This week’s story is from Transgressions by Sallie Bingham, published by Sarabande Books. In her wise and sexy new collection, Sallie Bingham examines modern-day “transgressions” in affairs of the heart. She offers up a ménage à trois, an older woman’s affair with a student, a painter who uses his age as an excuse to behave indecorously. But the reader quickly discovers the real transgressions are those of the self against the self.

App_Store_Badge_EN_0609 2

Leave a comment

Filed under Bookslinger App

Bookslinger Update: “Nephilim”

The Bookslinger app has been updated with a new story!

This week’s story is from Rise by L. Annette Binder, published by Sarabande Books. The stories in Rise are fairytales, except that the witch, lucky Hans, and the frog prince are characters at the fringes of everyday life. There are rockets, swells of starlings, and children who disappear into thin air. L. Annette Binder writes magical tales with authority and restraint, and we believe her stories, every one.

“Binder has gone so deeply, and with such mystical brilliance and loyalty, into her own world that she has brought mine to me in high relief. She both casts a spell and breaks it. To experience Rise is to experience wonder.”
—Laura Kasischke

App_Store_Badge_EN_0609 2

Leave a comment

Filed under Bookslinger App

Bookslinger Update: “The Country Music Songbook”

The Bookslinger app has been updated with a new story!

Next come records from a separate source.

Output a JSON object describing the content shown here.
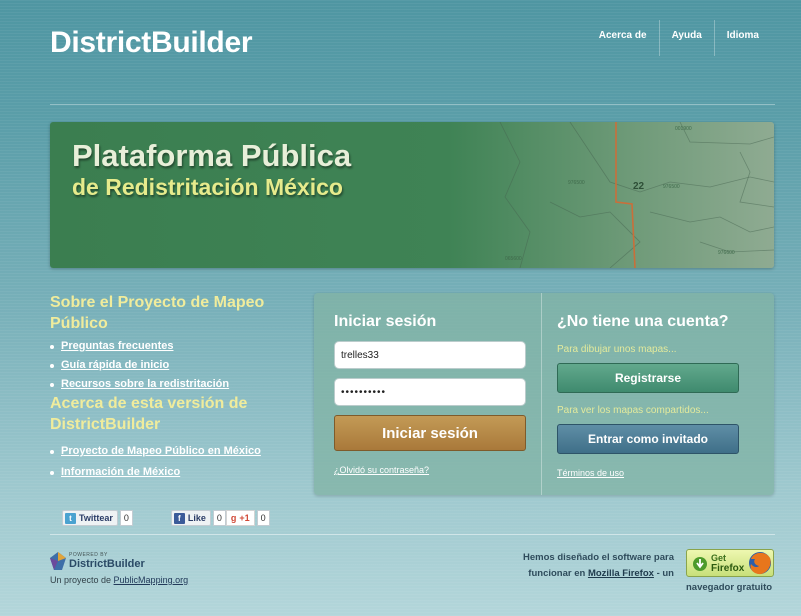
{
  "header": {
    "logo": "DistrictBuilder",
    "nav": [
      "Acerca de",
      "Ayuda",
      "Idioma"
    ]
  },
  "banner": {
    "line1": "Plataforma Pública",
    "line2": "de Redistritación México",
    "map_labels": [
      "001900",
      "976500",
      "976600",
      "22",
      "065600",
      "976500"
    ]
  },
  "sidebar": {
    "section1_title": "Sobre el Proyecto de Mapeo Público",
    "section1_links": [
      "Preguntas frecuentes",
      "Guía rápida de inicio",
      "Recursos sobre la redistritación"
    ],
    "section2_title": "Acerca de esta versión de DistrictBuilder",
    "section2_links": [
      "Proyecto de Mapeo Público en México",
      "Información de México"
    ]
  },
  "social": {
    "tweet_label": "Twittear",
    "tweet_count": "0",
    "like_label": "Like",
    "like_count": "0",
    "plusone_label": "+1",
    "plusone_count": "0"
  },
  "login": {
    "title": "Iniciar sesión",
    "username_value": "trelles33",
    "password_value": "••••••••••",
    "submit_label": "Iniciar sesión",
    "forgot_label": "¿Olvidó su contraseña?"
  },
  "register": {
    "title": "¿No tiene una cuenta?",
    "subtitle1": "Para dibujar unos mapas...",
    "register_label": "Registrarse",
    "subtitle2": "Para ver los mapas compartidos...",
    "guest_label": "Entrar como invitado",
    "terms_label": "Términos de uso"
  },
  "footer": {
    "powered_by": "POWERED BY",
    "powered_name": "DistrictBuilder",
    "credit_prefix": "Un proyecto de ",
    "credit_link": "PublicMapping.org",
    "ff_line1": "Hemos diseñado el software para",
    "ff_line2_prefix": "funcionar en ",
    "ff_link": "Mozilla Firefox",
    "ff_line2_suffix": " - un",
    "ff_badge_get": "Get",
    "ff_badge_name": "Firefox",
    "ff_line3": "navegador gratuito"
  }
}
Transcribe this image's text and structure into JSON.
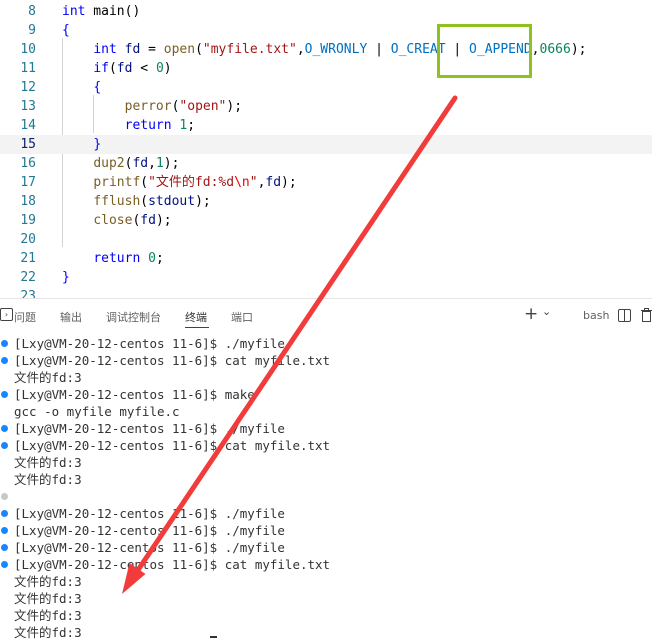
{
  "editor": {
    "lines": [
      {
        "num": "8",
        "tokens": [
          {
            "t": "int",
            "c": "kw"
          },
          {
            "t": " main()",
            "c": ""
          }
        ]
      },
      {
        "num": "9",
        "tokens": [
          {
            "t": "{",
            "c": "kw"
          }
        ]
      },
      {
        "num": "10",
        "tokens": [
          {
            "t": "    ",
            "c": ""
          },
          {
            "t": "int",
            "c": "kw"
          },
          {
            "t": " ",
            "c": ""
          },
          {
            "t": "fd",
            "c": "var"
          },
          {
            "t": " = ",
            "c": ""
          },
          {
            "t": "open",
            "c": "fn"
          },
          {
            "t": "(",
            "c": ""
          },
          {
            "t": "\"myfile.txt\"",
            "c": "str"
          },
          {
            "t": ",",
            "c": ""
          },
          {
            "t": "O_WRONLY",
            "c": "mac"
          },
          {
            "t": " | ",
            "c": ""
          },
          {
            "t": "O_CREAT",
            "c": "mac"
          },
          {
            "t": " | ",
            "c": ""
          },
          {
            "t": "O_APPEND",
            "c": "mac"
          },
          {
            "t": ",",
            "c": ""
          },
          {
            "t": "0666",
            "c": "num"
          },
          {
            "t": ");",
            "c": ""
          }
        ]
      },
      {
        "num": "11",
        "tokens": [
          {
            "t": "    ",
            "c": ""
          },
          {
            "t": "if",
            "c": "kw"
          },
          {
            "t": "(",
            "c": ""
          },
          {
            "t": "fd",
            "c": "var"
          },
          {
            "t": " < ",
            "c": ""
          },
          {
            "t": "0",
            "c": "num"
          },
          {
            "t": ")",
            "c": ""
          }
        ]
      },
      {
        "num": "12",
        "tokens": [
          {
            "t": "    ",
            "c": ""
          },
          {
            "t": "{",
            "c": "kw"
          }
        ]
      },
      {
        "num": "13",
        "tokens": [
          {
            "t": "        ",
            "c": ""
          },
          {
            "t": "perror",
            "c": "fn"
          },
          {
            "t": "(",
            "c": ""
          },
          {
            "t": "\"open\"",
            "c": "str"
          },
          {
            "t": ");",
            "c": ""
          }
        ]
      },
      {
        "num": "14",
        "tokens": [
          {
            "t": "        ",
            "c": ""
          },
          {
            "t": "return",
            "c": "kw"
          },
          {
            "t": " ",
            "c": ""
          },
          {
            "t": "1",
            "c": "num"
          },
          {
            "t": ";",
            "c": ""
          }
        ]
      },
      {
        "num": "15",
        "tokens": [
          {
            "t": "    ",
            "c": ""
          },
          {
            "t": "}",
            "c": "kw"
          }
        ],
        "current": true
      },
      {
        "num": "16",
        "tokens": [
          {
            "t": "    ",
            "c": ""
          },
          {
            "t": "dup2",
            "c": "fn"
          },
          {
            "t": "(",
            "c": ""
          },
          {
            "t": "fd",
            "c": "var"
          },
          {
            "t": ",",
            "c": ""
          },
          {
            "t": "1",
            "c": "num"
          },
          {
            "t": ");",
            "c": ""
          }
        ]
      },
      {
        "num": "17",
        "tokens": [
          {
            "t": "    ",
            "c": ""
          },
          {
            "t": "printf",
            "c": "fn"
          },
          {
            "t": "(",
            "c": ""
          },
          {
            "t": "\"文件的fd:%d",
            "c": "str"
          },
          {
            "t": "\\n",
            "c": "esc"
          },
          {
            "t": "\"",
            "c": "str"
          },
          {
            "t": ",",
            "c": ""
          },
          {
            "t": "fd",
            "c": "var"
          },
          {
            "t": ");",
            "c": ""
          }
        ]
      },
      {
        "num": "18",
        "tokens": [
          {
            "t": "    ",
            "c": ""
          },
          {
            "t": "fflush",
            "c": "fn"
          },
          {
            "t": "(",
            "c": ""
          },
          {
            "t": "stdout",
            "c": "var"
          },
          {
            "t": ");",
            "c": ""
          }
        ]
      },
      {
        "num": "19",
        "tokens": [
          {
            "t": "    ",
            "c": ""
          },
          {
            "t": "close",
            "c": "fn"
          },
          {
            "t": "(",
            "c": ""
          },
          {
            "t": "fd",
            "c": "var"
          },
          {
            "t": ");",
            "c": ""
          }
        ]
      },
      {
        "num": "20",
        "tokens": []
      },
      {
        "num": "21",
        "tokens": [
          {
            "t": "    ",
            "c": ""
          },
          {
            "t": "return",
            "c": "kw"
          },
          {
            "t": " ",
            "c": ""
          },
          {
            "t": "0",
            "c": "num"
          },
          {
            "t": ";",
            "c": ""
          }
        ]
      },
      {
        "num": "22",
        "tokens": [
          {
            "t": "}",
            "c": "kw"
          }
        ]
      },
      {
        "num": "23",
        "tokens": []
      }
    ]
  },
  "panel": {
    "tabs": [
      {
        "label": "问题",
        "active": false
      },
      {
        "label": "输出",
        "active": false
      },
      {
        "label": "调试控制台",
        "active": false
      },
      {
        "label": "终端",
        "active": true
      },
      {
        "label": "端口",
        "active": false
      }
    ],
    "add_glyph": "+",
    "chevron_glyph": "⌄",
    "shell_label": "bash"
  },
  "terminal": {
    "dot_colors": {
      "ok": "#1a85ff",
      "gap": "#c8c8c8"
    },
    "lines": [
      {
        "text": "[Lxy@VM-20-12-centos 11-6]$ ./myfile",
        "dot": "ok"
      },
      {
        "text": "[Lxy@VM-20-12-centos 11-6]$ cat myfile.txt",
        "dot": "ok"
      },
      {
        "text": "文件的fd:3",
        "dot": ""
      },
      {
        "text": "[Lxy@VM-20-12-centos 11-6]$ make",
        "dot": "ok"
      },
      {
        "text": "gcc -o myfile myfile.c",
        "dot": ""
      },
      {
        "text": "[Lxy@VM-20-12-centos 11-6]$ ./myfile",
        "dot": "ok"
      },
      {
        "text": "[Lxy@VM-20-12-centos 11-6]$ cat myfile.txt",
        "dot": "ok"
      },
      {
        "text": "文件的fd:3",
        "dot": ""
      },
      {
        "text": "文件的fd:3",
        "dot": ""
      },
      {
        "text": "",
        "dot": "gap"
      },
      {
        "text": "[Lxy@VM-20-12-centos 11-6]$ ./myfile",
        "dot": "ok"
      },
      {
        "text": "[Lxy@VM-20-12-centos 11-6]$ ./myfile",
        "dot": "ok"
      },
      {
        "text": "[Lxy@VM-20-12-centos 11-6]$ ./myfile",
        "dot": "ok"
      },
      {
        "text": "[Lxy@VM-20-12-centos 11-6]$ cat myfile.txt",
        "dot": "ok"
      },
      {
        "text": "文件的fd:3",
        "dot": ""
      },
      {
        "text": "文件的fd:3",
        "dot": ""
      },
      {
        "text": "文件的fd:3",
        "dot": ""
      },
      {
        "text": "文件的fd:3",
        "dot": ""
      },
      {
        "text": "文件的fd:3",
        "dot": ""
      }
    ]
  },
  "annotation": {
    "highlight_color": "#8dc21f",
    "arrow_color": "#f23b3b"
  }
}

This week’s story is from Something in My Eye by Michael Jeffrey Lee, published by Sarabande Books. Michael Jeffrey Lee’s stories are bizarre and smart and stilted, like dystopic fables told by a redneck Samuel Beckett. Outcasts hunker under bridges, or hole up in bars, waiting for the hurricane to hit. Lee’s forests are full of menace too–unseen crowds gather at the tree-line, and bands of petty crooks and marauders bluster their way into suicidal games of one-upmanship. In Something In My Eye, violence and idleness are always in tension, ratcheting up and down with an eerie and effortless force. Diction leaps between registers with the same vertiginous swoops, moving from courtly formality to the funk and texture of a slang that is all the characters’ own. It’s a masterful performance, and Lee’s inventiveness accomplishes that very rare feat-hyper-stylized structure and language that achieve clarity out of turbulence, never allowing technique to obscure what’s most important: a direct address that makes visible all those we’d rather not see.

App_Store_Badge_EN_0609 2

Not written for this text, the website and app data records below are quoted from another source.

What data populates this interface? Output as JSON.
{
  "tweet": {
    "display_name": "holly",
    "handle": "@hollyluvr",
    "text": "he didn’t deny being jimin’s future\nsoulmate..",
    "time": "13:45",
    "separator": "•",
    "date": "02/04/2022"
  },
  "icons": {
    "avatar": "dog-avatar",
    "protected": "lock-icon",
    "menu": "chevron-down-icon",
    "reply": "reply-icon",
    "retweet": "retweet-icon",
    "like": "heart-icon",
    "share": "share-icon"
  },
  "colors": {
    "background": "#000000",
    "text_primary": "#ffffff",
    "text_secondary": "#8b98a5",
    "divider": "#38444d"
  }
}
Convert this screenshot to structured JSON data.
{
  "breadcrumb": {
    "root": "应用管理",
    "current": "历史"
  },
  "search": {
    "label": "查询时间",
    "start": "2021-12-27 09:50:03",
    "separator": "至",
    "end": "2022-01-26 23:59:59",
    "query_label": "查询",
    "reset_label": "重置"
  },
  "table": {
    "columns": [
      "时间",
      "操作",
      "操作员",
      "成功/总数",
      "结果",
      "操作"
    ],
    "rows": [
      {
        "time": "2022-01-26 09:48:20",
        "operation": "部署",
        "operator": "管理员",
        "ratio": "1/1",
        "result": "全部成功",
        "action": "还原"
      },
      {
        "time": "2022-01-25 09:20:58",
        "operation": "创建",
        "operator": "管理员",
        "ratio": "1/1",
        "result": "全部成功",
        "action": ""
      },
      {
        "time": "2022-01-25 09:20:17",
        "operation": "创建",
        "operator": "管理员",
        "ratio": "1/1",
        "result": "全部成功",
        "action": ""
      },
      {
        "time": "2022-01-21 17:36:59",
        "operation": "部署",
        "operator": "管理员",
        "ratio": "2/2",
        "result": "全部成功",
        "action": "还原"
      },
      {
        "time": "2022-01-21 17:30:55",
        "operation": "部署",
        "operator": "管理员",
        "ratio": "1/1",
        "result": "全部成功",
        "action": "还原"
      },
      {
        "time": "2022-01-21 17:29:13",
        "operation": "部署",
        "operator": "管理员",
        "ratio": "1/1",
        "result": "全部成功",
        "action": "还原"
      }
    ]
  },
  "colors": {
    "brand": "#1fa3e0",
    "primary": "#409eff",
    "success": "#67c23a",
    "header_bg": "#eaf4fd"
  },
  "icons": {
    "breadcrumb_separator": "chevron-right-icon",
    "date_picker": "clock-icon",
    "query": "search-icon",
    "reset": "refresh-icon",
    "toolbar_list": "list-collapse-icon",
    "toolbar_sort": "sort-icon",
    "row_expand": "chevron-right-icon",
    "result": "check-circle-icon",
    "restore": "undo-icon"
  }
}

Leave a comment

Filed under Bookslinger App

Bookslinger Update: “Winter Term”

The Bookslinger app has been updated with a new story!

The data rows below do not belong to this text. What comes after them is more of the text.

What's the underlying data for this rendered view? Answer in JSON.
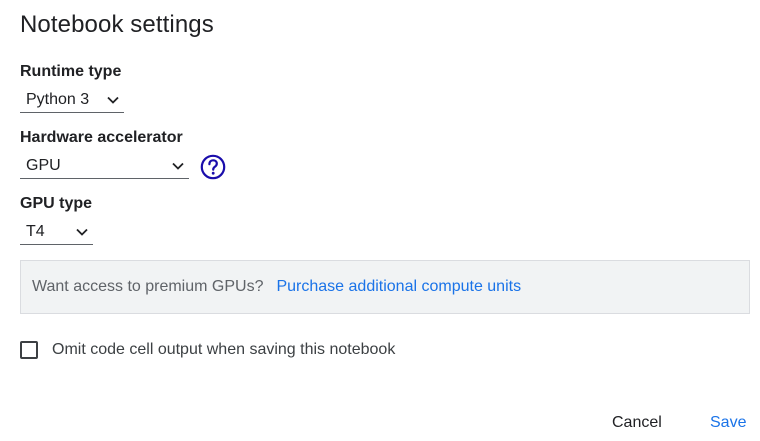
{
  "dialog": {
    "title": "Notebook settings"
  },
  "runtime_type": {
    "label": "Runtime type",
    "value": "Python 3"
  },
  "hardware_accelerator": {
    "label": "Hardware accelerator",
    "value": "GPU",
    "help_icon": "help-circle-icon"
  },
  "gpu_type": {
    "label": "GPU type",
    "value": "T4"
  },
  "banner": {
    "text": "Want access to premium GPUs?",
    "link": "Purchase additional compute units"
  },
  "omit_output": {
    "label": "Omit code cell output when saving this notebook",
    "checked": false
  },
  "actions": {
    "cancel": "Cancel",
    "save": "Save"
  },
  "colors": {
    "accent": "#1a73e8",
    "help_icon": "#1a0dab",
    "banner_bg": "#f1f3f4"
  }
}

This week’s story is from Mending by Sallie Bingham, published by Sarabande Books.

“Sallie Bingham binds her collection together with sheer talent. The title novella is absolutely first-rate—a skillfully suggestive amalgam of Katherine Mansfield and Eudora Welty. This same unblinking gaze is hard at work on the desperate terror of adolescent love (‘Winter Term’).”—James R. Frakes, The New York Times Book Review

“Sallie Bingham’s characters scrutinize their relationships with children, lovers, and their own treacherous souls. . . . Nearly every one of these flinty stories is a tiny masterpiece.”—Entertainment Weekly

“Hardened but not compromised by adult life, these luminous stories . . . feature narrators who find mature, often solitary forms of reckoning, and even happiness. . . . There is not a false note in Bingham’s striking collection.”—Publishers Weekly, starred review

App_Store_Badge_EN_0609 2

Leave a comment

Filed under Bookslinger App